Thursday, January 24, 2008

San Francisco Visions

Interesting visions, but not sure I’d want to live there then, but I don’t now, (love the Sacramento suburbs) so…go figure.

Local architects offer their visions of S.F. 100 years hence in a competition
John King, Chronicle Staff Writer
Monday, January 21, 2008

The jury has spoken - and it wants San Francisco in 2108 to be a place where forests of towers grow algae as well as house people, and where geothermal steam baths sprout atop Twin Peaks.

Those elements are part of the proposal by IwamotoScott Architecture, selected Sunday as the winner of an eight-team competition to imagine how San Francisco could change during a century likely to be defined by global warming and the search for new forms of energy.

In addition to a $10,000 prize, architects Lisa Iwamoto and Craig Scott received the satisfaction of triumphing over rivals who offered such visions as an offshore island housing 250,000 people and 40-story towers used for commercial farming.

The selection was made by a six-member jury that placed more emphasis on originality than practicality. Nonetheless, the winners said a city that produces its own energy - such as the hydrogen that would be generated by vast vertical fields of algae - and moves most travel underground shouldn't be all that far-fetched.

"We were thinking of the city as an evolutionary beast," said Iwamoto, a design lecturer at UC Berkeley as well as the operator, with Scott, her husband, of a four-person firm based in the couple's Mission District loft. "You create certain conditions, and that allows other things to happen."

Festivities kicked off at 10 a.m. on the second floor of the Ferry Building with each team having three hours to assemble their model of the city to be. Milling among them were design junkies and their families, augmented by Ferry Building visitors drawn upstairs by banners and announcements.

Often, the different visions overlapped. Most consigned private cars to the dustbin of history. At least four incorporated fog-harvesting machines to pull water from air and put it to use.

But if the details were similar, the designs were all over the map.
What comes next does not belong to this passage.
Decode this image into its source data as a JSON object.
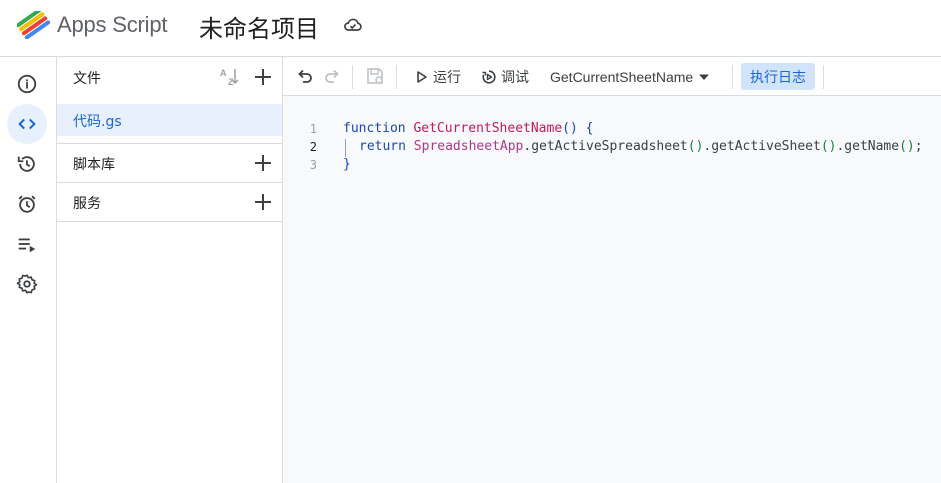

Fougeron Architecture focused on self-reliant sustainability by lining the bay with agricultural towers that would grow the region's food - "we checked, and they could also be used to raise chickens and pigs," said architect Anne Fougeron. "Cows would still need to graze somewhere else."